Accurate regional climate projections are vital for coastal planners, engineers, and communities which face an onslaught of impacts from climate change, including sea-level rise, changing precipitation patterns, and more intense weather extremes. Ocean processes, including carbon sequestration (long-term storage of atmospheric carbon to mitigate climate change), are a key piece of the puzzle. A Sea Grant-funded researcher harnessed a 28-year sediment data set to quantify the contribution of phytoplankton to deep ocean carbon export and to identify the types of phytoplankton that were exported. She worked with coastal ocean modelers to make this data useful for them and also learn how their modeling data could inform her results. The outreach conducted by the researcher resulted in interdisciplinary discussions and connections that may enable the results of this work to be integrated into future modeling studies. That could improve understanding of the carbon cycle in the California Current and lead to more accurate climate projections, which has broad usefulness for coastal planners and communities.
Virginia Sea Grant Launches the USDA and NOAA-Supported Aquaculture Information Exchange Online Community Platform

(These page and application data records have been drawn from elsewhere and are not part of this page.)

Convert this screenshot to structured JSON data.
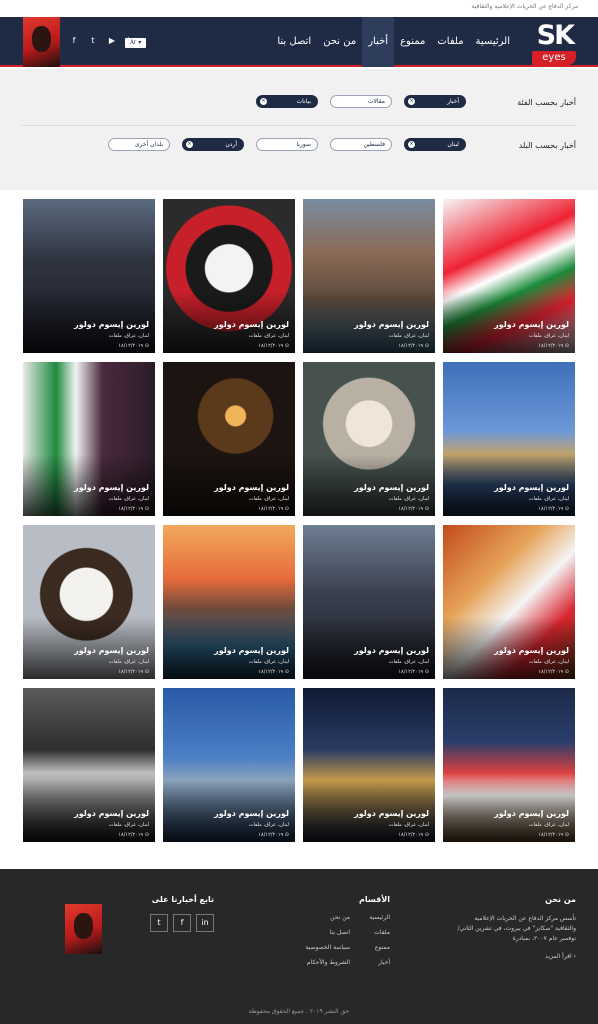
{
  "header": {
    "org_name": "مركز الدفاع عن الحريات الإعلامية والثقافية",
    "logo_top": "SK",
    "logo_bottom": "eyes",
    "menu": [
      "الرئيسية",
      "ملفات",
      "ممنوع",
      "أخبار",
      "من نحن",
      "اتصل بنا"
    ],
    "active_menu": "أخبار",
    "lang": "Ar ▾",
    "social": [
      "in",
      "▶",
      "t",
      "f"
    ]
  },
  "filters": {
    "category_label": "أخبار بحسب الفئة",
    "category_chips": [
      {
        "label": "أخبار",
        "selected": true
      },
      {
        "label": "مقالات",
        "selected": false
      },
      {
        "label": "بيانات",
        "selected": true
      }
    ],
    "country_label": "أخبار بحسب البلد",
    "country_chips": [
      {
        "label": "لبنان",
        "selected": true
      },
      {
        "label": "فلسطين",
        "selected": false
      },
      {
        "label": "سوريا",
        "selected": false
      },
      {
        "label": "أردن",
        "selected": true
      },
      {
        "label": "بلدان أخرى",
        "selected": false
      }
    ]
  },
  "articles": {
    "title": "لورين إيسوم دولور",
    "tags": "لبنان، عراق، ملفات",
    "date": "١٨/١٢/٢٠١٩ ⊙",
    "images": [
      "flag-lebanon",
      "raouche-rocks",
      "joker-protester",
      "woman-speaker",
      "beirut-hotel",
      "old-man-pipe",
      "night-protest",
      "masked-flag",
      "flag-arches",
      "woman-speaker-2",
      "raouche-sunset",
      "anonymous-mask",
      "basketball-team",
      "beirut-night",
      "beirut-coast",
      "flag-smoke"
    ]
  },
  "footer": {
    "about_title": "من نحن",
    "about_text": "تأسس مركز الدفاع عن الحريات الإعلامية والثقافية \"سكايز\" في بيروت، في تشرين الثاني/نوفمبر عام ٢٠٠٧، بمبادرة",
    "read_more": "اقرأ المزيد ›",
    "sections_title": "الأقسام",
    "links": [
      "الرئيسية",
      "من نحن",
      "ملفات",
      "اتصل بنا",
      "ممنوع",
      "سياسة الخصوصية",
      "أخبار",
      "الشروط والأحكام"
    ],
    "follow_title": "تابع أخبارنا على",
    "follow_icons": [
      "in",
      "f",
      "t"
    ],
    "copyright": "حق النشر ٢٠١٩ . جميع الحقوق محفوظة"
  }
}
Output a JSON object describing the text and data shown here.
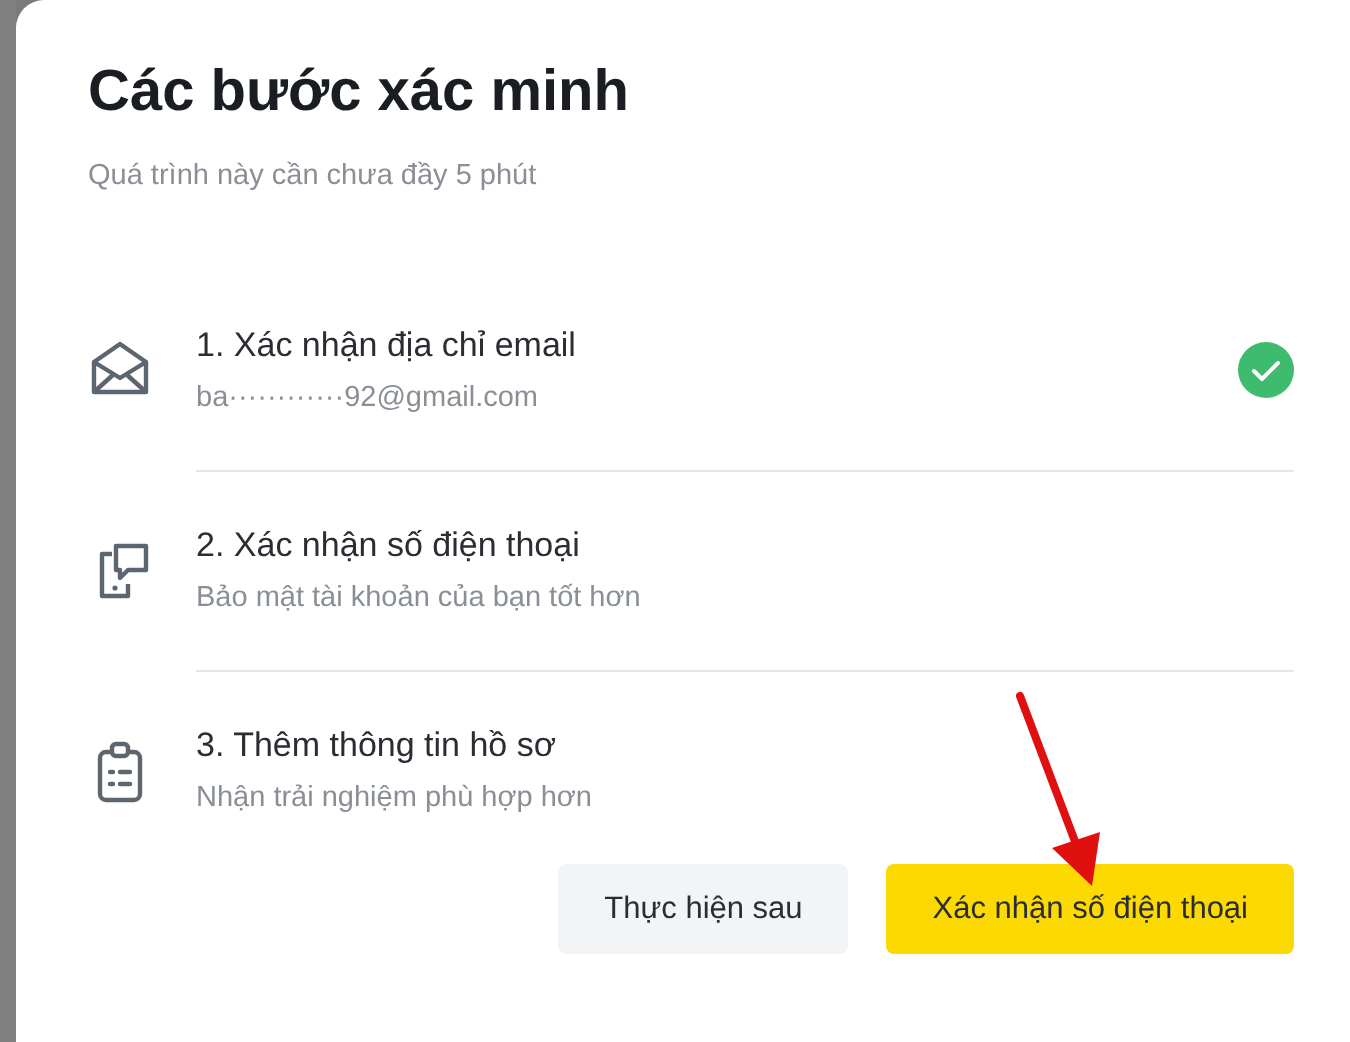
{
  "dialog": {
    "title": "Các bước xác minh",
    "subtitle": "Quá trình này cần chưa đầy 5 phút"
  },
  "steps": [
    {
      "kind": "email",
      "title": "1. Xác nhận địa chỉ email",
      "detail": "ba············92@gmail.com",
      "completed": true
    },
    {
      "kind": "phone",
      "title": "2. Xác nhận số điện thoại",
      "detail": "Bảo mật tài khoản của bạn tốt hơn",
      "completed": false
    },
    {
      "kind": "profile",
      "title": "3. Thêm thông tin hồ sơ",
      "detail": "Nhận trải nghiệm phù hợp hơn",
      "completed": false
    }
  ],
  "buttons": [
    {
      "kind": "secondary",
      "label": "Thực hiện sau"
    },
    {
      "kind": "primary",
      "label": "Xác nhận số điện thoại"
    }
  ]
}
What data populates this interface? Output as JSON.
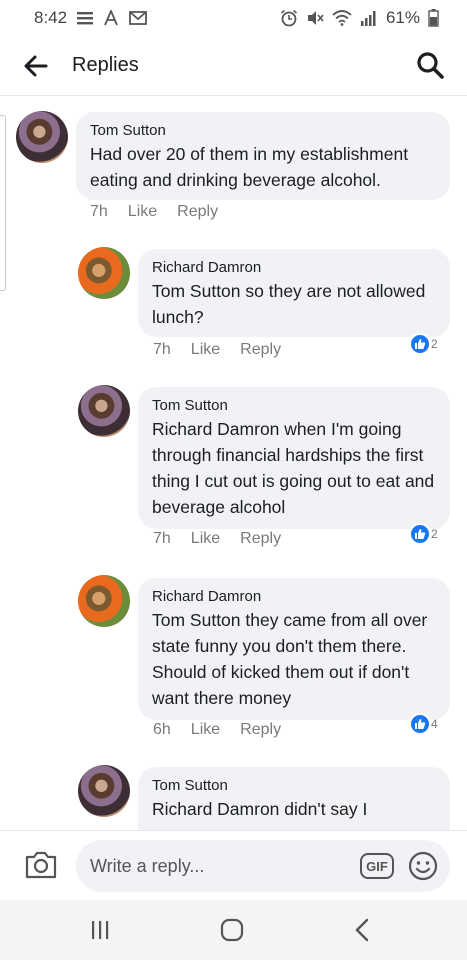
{
  "status_bar": {
    "time": "8:42",
    "battery": "61%"
  },
  "header": {
    "title": "Replies"
  },
  "comments": [
    {
      "author": "Tom Sutton",
      "text": "Had over 20 of them in my establishment eating and drinking beverage alcohol.",
      "time": "7h",
      "like_label": "Like",
      "reply_label": "Reply",
      "reactions": ""
    },
    {
      "author": "Richard Damron",
      "text": "Tom Sutton so they are not allowed lunch?",
      "time": "7h",
      "like_label": "Like",
      "reply_label": "Reply",
      "reactions": "2"
    },
    {
      "author": "Tom Sutton",
      "text": "Richard Damron when I'm going through financial hardships the first thing I cut out is going out to eat and beverage alcohol",
      "time": "7h",
      "like_label": "Like",
      "reply_label": "Reply",
      "reactions": "2"
    },
    {
      "author": "Richard Damron",
      "text": "Tom Sutton they came from all over state funny you don't them there.  Should of kicked them out if don't want there money",
      "time": "6h",
      "like_label": "Like",
      "reply_label": "Reply",
      "reactions": "4"
    },
    {
      "author": "Tom Sutton",
      "text": "Richard Damron didn't say I"
    }
  ],
  "reply_bar": {
    "placeholder": "Write a reply...",
    "gif_label": "GIF"
  },
  "icons": {
    "back": "back-arrow-icon",
    "search": "search-icon",
    "camera": "camera-icon",
    "emoji": "emoji-icon",
    "like": "thumbs-up-icon"
  },
  "colors": {
    "like_blue": "#1a77f2",
    "bubble_bg": "#f0f2f5"
  }
}
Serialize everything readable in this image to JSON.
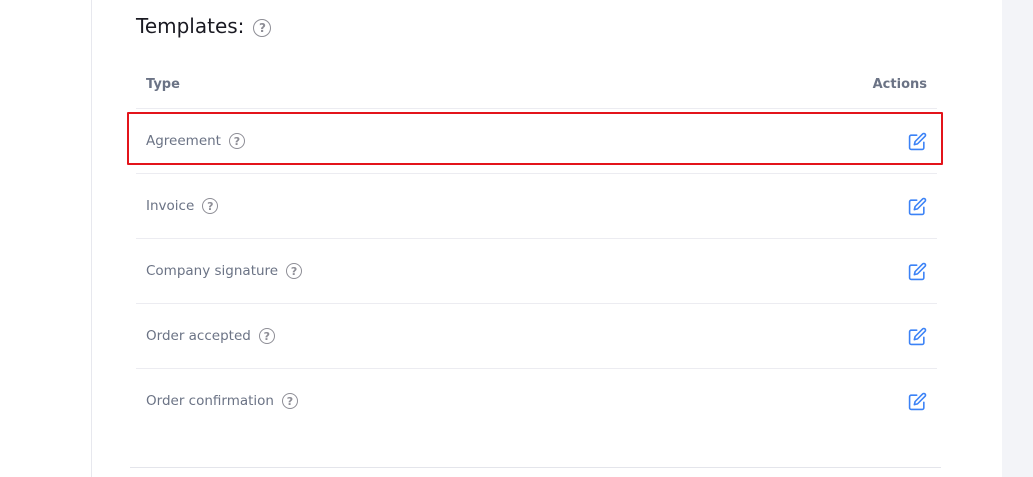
{
  "section": {
    "title": "Templates:"
  },
  "table": {
    "header": {
      "type": "Type",
      "actions": "Actions"
    },
    "rows": [
      {
        "label": "Agreement",
        "action_icon": "edit-icon"
      },
      {
        "label": "Invoice",
        "action_icon": "edit-icon"
      },
      {
        "label": "Company signature",
        "action_icon": "edit-icon"
      },
      {
        "label": "Order accepted",
        "action_icon": "edit-icon"
      },
      {
        "label": "Order confirmation",
        "action_icon": "edit-icon"
      }
    ]
  },
  "help_icon_glyph": "?",
  "colors": {
    "edit_icon": "#3b82f6",
    "highlight": "#e3141b",
    "text_muted": "#6b7385",
    "title": "#1a1a22"
  }
}
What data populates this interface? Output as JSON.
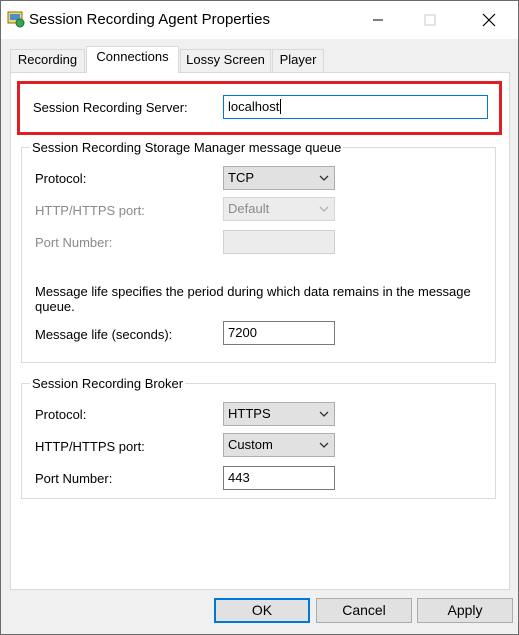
{
  "window": {
    "title": "Session Recording Agent Properties",
    "minimize_icon": "minimize-icon",
    "maximize_icon": "maximize-icon",
    "close_icon": "close-icon"
  },
  "tabs": [
    {
      "label": "Recording",
      "active": false
    },
    {
      "label": "Connections",
      "active": true
    },
    {
      "label": "Lossy Screen",
      "active": false
    },
    {
      "label": "Player",
      "active": false
    }
  ],
  "server": {
    "label": "Session Recording Server:",
    "value": "localhost"
  },
  "storage_queue": {
    "title": "Session Recording Storage Manager message queue",
    "protocol_label": "Protocol:",
    "protocol_value": "TCP",
    "port_type_label": "HTTP/HTTPS port:",
    "port_type_value": "Default",
    "port_number_label": "Port Number:",
    "port_number_value": "",
    "description": "Message life specifies the period during which data remains in the message queue.",
    "life_label": "Message life (seconds):",
    "life_value": "7200"
  },
  "broker": {
    "title": "Session Recording Broker",
    "protocol_label": "Protocol:",
    "protocol_value": "HTTPS",
    "port_type_label": "HTTP/HTTPS port:",
    "port_type_value": "Custom",
    "port_number_label": "Port Number:",
    "port_number_value": "443"
  },
  "buttons": {
    "ok": "OK",
    "cancel": "Cancel",
    "apply": "Apply"
  },
  "colors": {
    "highlight": "#e01e24",
    "focus": "#0078d7"
  }
}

The Aquaculture Information Exchange (AIE) online community platform website is now live and open for new user registrations. The AIE represents a joint effort between NOAA’s National Sea Grant Office, NOAA’s Fisheries Office of Aquaculture, USDA’s Agricultural Research Service (ARS), USDA’s National Institute of Food and Agriculture (NIFA), and Virginia Sea Grant.